Every single industry or business in this day and age has either been the victim of a cyber attack or is concerned they will be next. A few examples from the last couple of months show how widespread the problem is. In June, a global ransomeware attack quickly spread across 64 countries, impacting organizations from law firms, banks and governments to food producers and hospitals. The attackers demanded $300 in Bitcoin—approximately $977,000 U.S. dollars in total—from each victim to unlock their data. At the annual DefCon computer security conference in late July, hackers took less than 90 minutes to hack voter-ballot machines and at least one hacker even broke into the system wirelessly, suggesting that U.S. computer-ballot boxes may be susceptible to attack.
The costs and penalties associated with a cyber attack or data breach should not be underestimated. For example, NPR recently calculated the average cost of a health care breach at more than $2.2 million, “not to mention the reputation damage.” And the FCC recently ordered AT&T to pay $25 million in connection with the exposure of more than 250,000 U.S. customers’ information.
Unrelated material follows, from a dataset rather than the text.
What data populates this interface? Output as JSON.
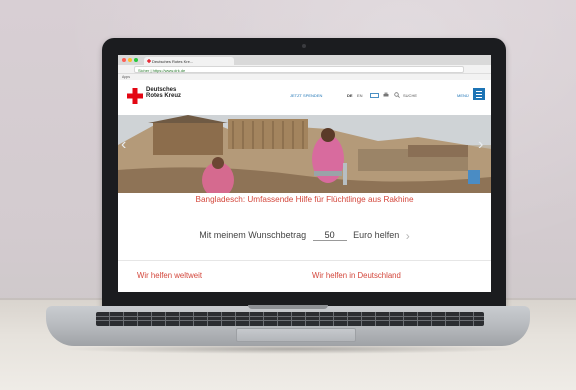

Cyber insurance continues to be one of the hottest topics in the insurance industry. In the last several years it has evolved from a little-known specialty product to a standard purchase for some corporate risk departments. By now, most companies generally are aware that cyber attacks present substantial risks. Many unfortunately have first-hand experience as victims of an attack. But many companies still do not necessarily view cyber insurance as a “must-have” type of insurance, like general liability or property insurance. Some companies may believe their potential cyber exposure is minimal or simply think that cyber coverage is cost prohibitive. A recent D.C. Circuit decision is a sobering reminder that cyber insurance should at least be considered in connection with a company’s risk management plan, and is probably a “must-have” for companies that maintain records containing a substantial amount of personal information.